My hat is off to all the ladies who go the mastectomy route, that process seemed terrifying with all the additional surgeries and no guarantee. I’m not that brave. In December, I got the lump removed along with lymph nodes. I later learned that the cancer had spread to lymph nodes. Had waiting on the genetic testing allowed the cancer to spread? Did I make the right decision?

In January I started chemotherapy. With no idea how I would tolerate it, I took the week off from work and laid low. On the day of the chemo, no big deal, but

then that evening, I was tired — probably more mental than physical. The next morning when I woke up my boyfriend convinced me to take a walk in the park and get some brisk January-in-Ohio fresh air. At the top of Mount Pleasant, he dropped to one knee, popped the question and of course, I said yes. The dreamy haze didn’t last however, when later in the morning I got sick. Not the romantic proposal story of every girl’s dream, but the story that fits my journey.

I finished chemo in March of 2016 and started radiation two weeks later. Chemo was now every three weeks. Week one, I was sick. Week two, I was weak. By week three I was feeling pretty normal. I lived for week three. If I thought the side effects of chemo were tough, I was ill-prepared for seven weeks of daily two-hour round-trip visits to the radiation center. Radiation sounded so easy, but it was a head-game. A daily reminder that I was fighting cancer. Those two hours on the road every single day, there was no ‘week three’ when I would get a break. I made it to the home stretch and in June of 2016, an ultrasound and MRI showed that the treatment was successful. I was cancer-free.

That engagement proposal and ring was my salvation. In my darkest hours, I could look at my hand and see the beautiful emerald and diamond engagement ring and daydream about planning a wedding and spending my life with my new husband. Two years after receiving my clean bill of health, we had a simple wedding in a botanical garden with our family and closest friends and a new journey began.

I was lucky. I was lucky that the cancer was found early. Would I have found that lump early enough on my own? Who knows…I was lucky that my co-workers rallied around me in so many ways. I was lucky that my family supported me throughout my treatment. I was lucky that being a Veteran, the VA contracted all my care in the community and cancer wasn’t a financial burden. I was lucky I had my sweet, loving, encouraging fiancé by my side for the whole journey.

Is it a journey that I would have chosen for myself? Never. But it was a journey that shaped who I am today, showing me just how strong I really am. Being a survivor is an annual celebration. A celebration that I am reminded of every October.”

If you are a cancer survivor, share your story. Be the support for others when they too find themselves on this same journey. Encourage women to do routine self-exams and attend yearly visits with their doctor.

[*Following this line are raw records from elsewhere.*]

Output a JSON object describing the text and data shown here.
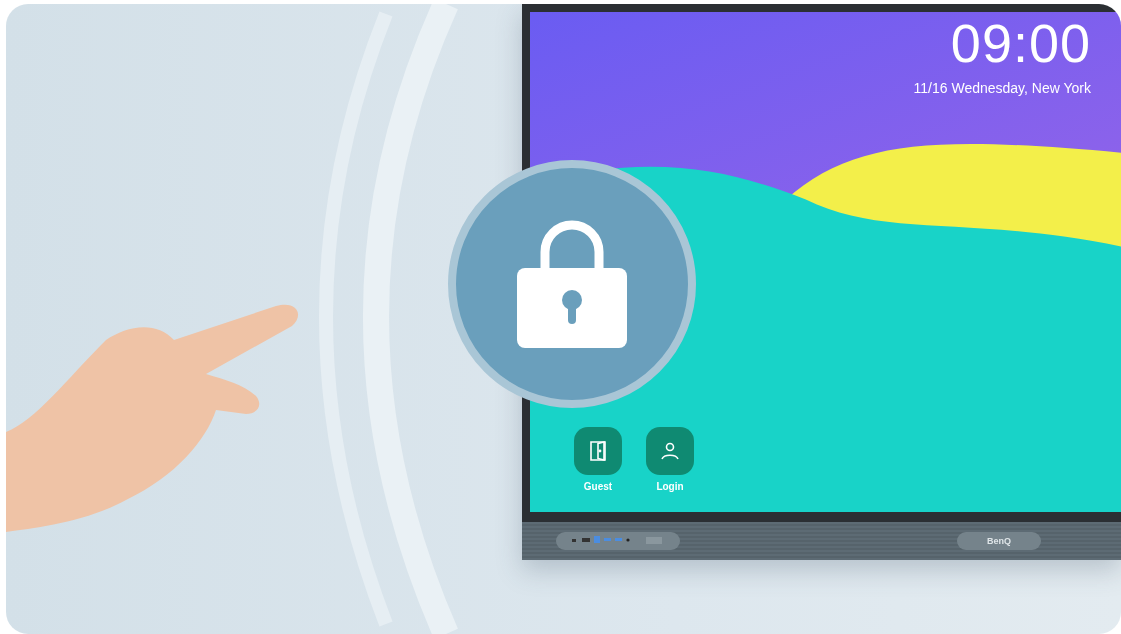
{
  "clock": {
    "time": "09:00",
    "date": "11/16 Wednesday, New York"
  },
  "apps": [
    {
      "kind": "guest",
      "label": "Guest"
    },
    {
      "kind": "login",
      "label": "Login"
    }
  ],
  "bezel": {
    "logo": "BenQ"
  }
}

Don’t wait to be proactive in your health and take care of yourself.

Dana Wright and her husband on her wedding day after surviving breast cancer.
https://www.portsmouth-dailytimes.com/wp-content/uploads/sites/28/2020/10/web1_Dana-Wedding.jpgDana Wright and her husband on her wedding day after surviving breast cancer.

Staff report